One Bread One Body
The U.S. Conference of Catholic Bishops voted 222 to 8 on Wednesday to approve a document on Catholics and the Eucharist, the central rite of Catholic religious observance. Three bishops abstained.
The 30-page document, titled "The Mystery of the Eucharist in the Life of the Church," is the fruit of a contentious yearlong debate on whether to deny communion to politicians who support abortion rights, sparked by the election of President Biden, the second Catholic president. In the end, the National Catholic Reporter says, the U.S. bishops "approved a milquetoast text summarizing Catholic teaching on communion." The document doesn't name any Catholic politicians, only obliquely refers to their special responsibility to model Catholic teaching, and barely mentions abortion.
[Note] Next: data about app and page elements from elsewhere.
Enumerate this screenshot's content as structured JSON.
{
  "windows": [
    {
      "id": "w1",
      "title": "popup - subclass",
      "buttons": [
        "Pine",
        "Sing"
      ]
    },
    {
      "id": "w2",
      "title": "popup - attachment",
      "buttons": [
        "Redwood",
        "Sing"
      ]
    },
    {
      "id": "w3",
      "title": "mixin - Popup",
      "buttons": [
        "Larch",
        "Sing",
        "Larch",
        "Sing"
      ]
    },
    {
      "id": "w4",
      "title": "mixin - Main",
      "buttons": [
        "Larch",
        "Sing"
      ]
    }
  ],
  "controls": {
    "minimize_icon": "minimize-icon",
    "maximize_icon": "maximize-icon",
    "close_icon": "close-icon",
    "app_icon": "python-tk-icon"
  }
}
"Lay people who exercise some form of public authority have a special responsibility to form their consciences in accord with the Church's faith and the moral law, and to serve the human family by upholding human life and dignity," the document says. And "that's as close as the document got to Biden, who on Wednesday was in Detroit to promote electric vehicles and his infrastructure bill," The Washington Post notes.
Two weeks after Biden's election, the USCCB president, Archbishop José Gomez of Los Angeles, had called for a working group to address the "difficult and complex situation" and "problem" of a pro-choice Catholic president who regularly attends Mass. He went after Biden directly on Inauguration Day. On Monday, Gomez told reporters "the intention of the document since the beginning was to educate Catholics about the real presence of Jesus in the Eucharist."
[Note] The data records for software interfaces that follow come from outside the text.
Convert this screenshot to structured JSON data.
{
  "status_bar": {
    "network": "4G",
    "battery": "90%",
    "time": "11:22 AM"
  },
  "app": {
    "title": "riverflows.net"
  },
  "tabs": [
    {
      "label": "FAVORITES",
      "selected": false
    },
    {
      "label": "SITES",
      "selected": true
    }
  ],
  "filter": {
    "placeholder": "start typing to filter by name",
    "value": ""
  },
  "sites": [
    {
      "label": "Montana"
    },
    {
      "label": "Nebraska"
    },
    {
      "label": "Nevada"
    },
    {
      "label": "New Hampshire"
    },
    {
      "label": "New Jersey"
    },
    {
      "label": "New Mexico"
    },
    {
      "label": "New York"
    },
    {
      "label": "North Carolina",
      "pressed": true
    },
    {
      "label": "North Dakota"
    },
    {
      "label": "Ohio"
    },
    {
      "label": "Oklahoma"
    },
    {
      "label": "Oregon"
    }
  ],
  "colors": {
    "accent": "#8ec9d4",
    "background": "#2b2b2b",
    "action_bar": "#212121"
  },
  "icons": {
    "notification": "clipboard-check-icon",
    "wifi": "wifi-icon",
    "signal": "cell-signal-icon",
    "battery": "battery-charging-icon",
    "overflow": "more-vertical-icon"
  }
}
The Vatican, and Pope Francis himself, warned the bishops against politicizing the Eucharist, or the partaking of bread and wine the Catholic Church teaches have been substantively transformed into the body and blood of Jesus. Archbishop Christophe Pierre, the Vatican's representative to the U.S., reminded the bishops on Tuesday about "the temptation to treat the Eucharist as something to be offered to the privileged few."
After an unusually long meeting with Pope Francis last month, Biden said "we just talked about the fact that he was happy that I was a good Catholic and keep receiving communion." The Vatican has declined to comment on Biden's account but has not denied it, Religion News Service notes.
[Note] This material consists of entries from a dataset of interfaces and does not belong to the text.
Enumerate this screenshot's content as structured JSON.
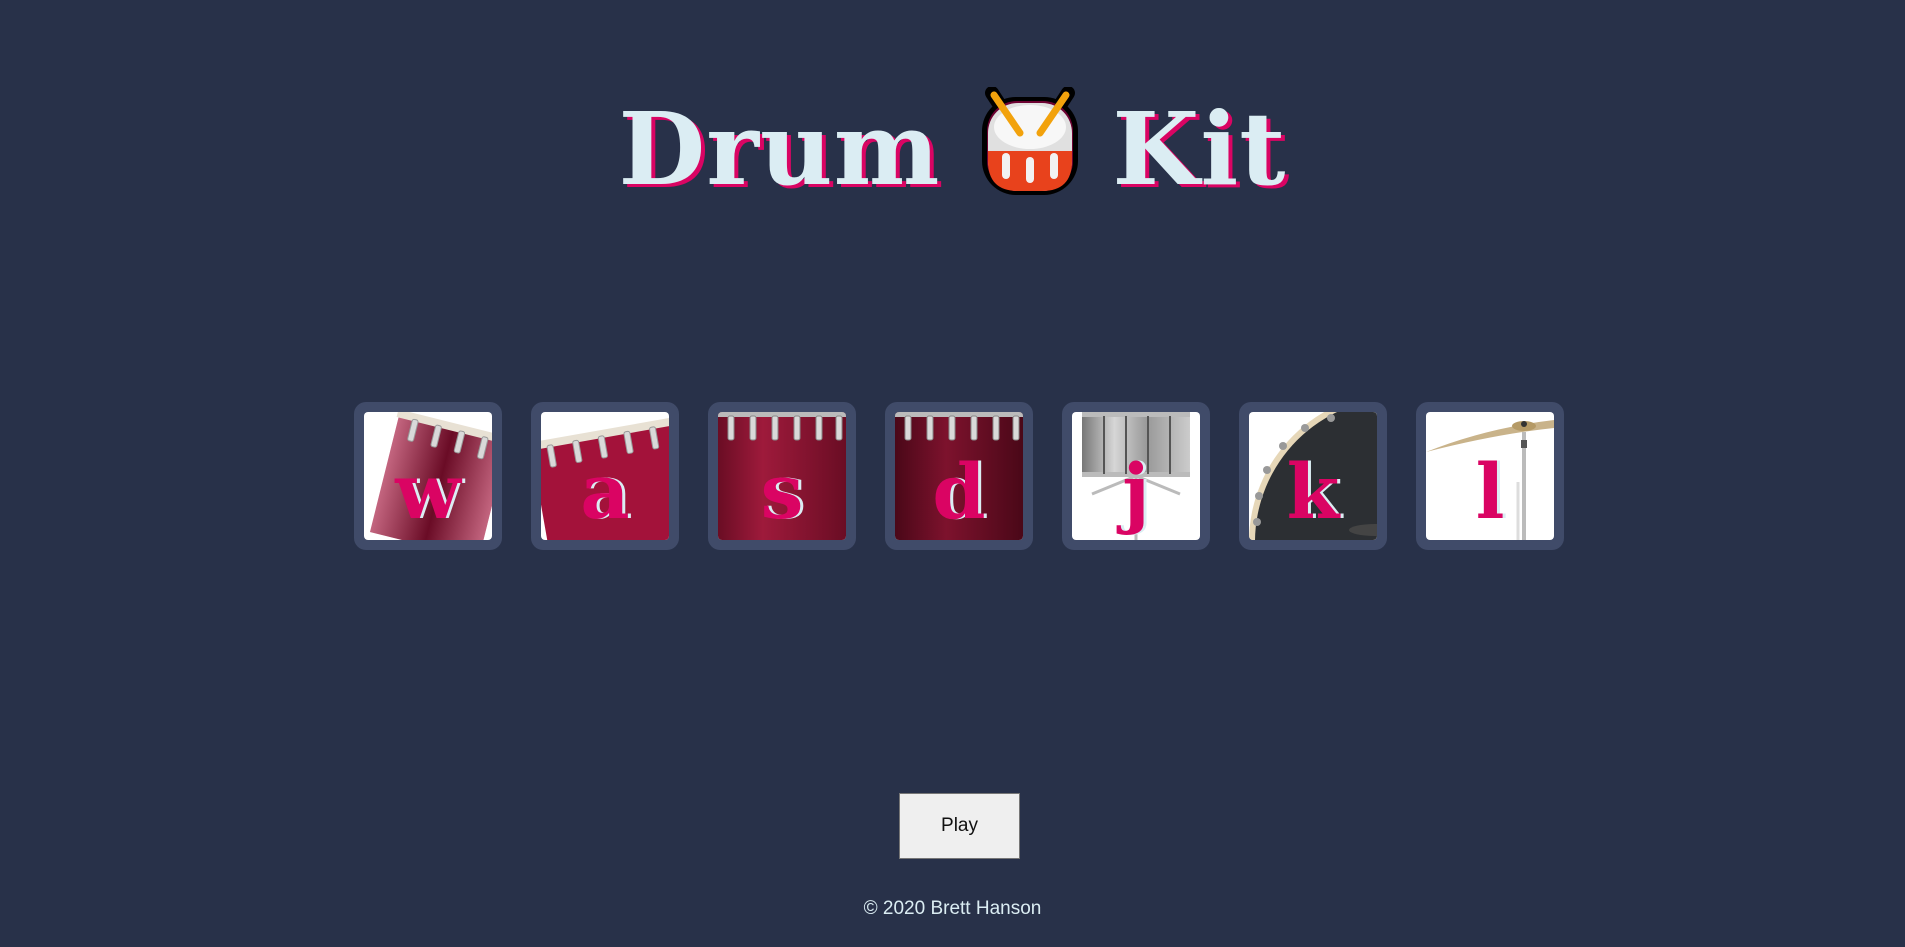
{
  "header": {
    "title_left": "Drum",
    "title_right": "Kit",
    "emoji_icon": "drum-emoji-icon"
  },
  "drums": [
    {
      "key": "w",
      "instrument": "tom1-icon",
      "color": "#a3123a"
    },
    {
      "key": "a",
      "instrument": "tom2-icon",
      "color": "#a3123a"
    },
    {
      "key": "s",
      "instrument": "tom3-icon",
      "color": "#8f1533"
    },
    {
      "key": "d",
      "instrument": "tom4-icon",
      "color": "#6e0f28"
    },
    {
      "key": "j",
      "instrument": "snare-icon",
      "color": "#9a9a9a"
    },
    {
      "key": "k",
      "instrument": "kick-bass-icon",
      "color": "#2b2e31"
    },
    {
      "key": "l",
      "instrument": "crash-cymbal-icon",
      "color": "#c9b38a"
    }
  ],
  "controls": {
    "play_label": "Play"
  },
  "footer": {
    "copyright": "© 2020 Brett Hanson"
  },
  "colors": {
    "background": "#283149",
    "tile_border": "#404b69",
    "accent": "#da0463",
    "text_light": "#dbedf3"
  }
}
The approval of the Eucharist document capped the USCCB's five-day annual fall meeting in Baltimore, their first in-person gathering since 2019.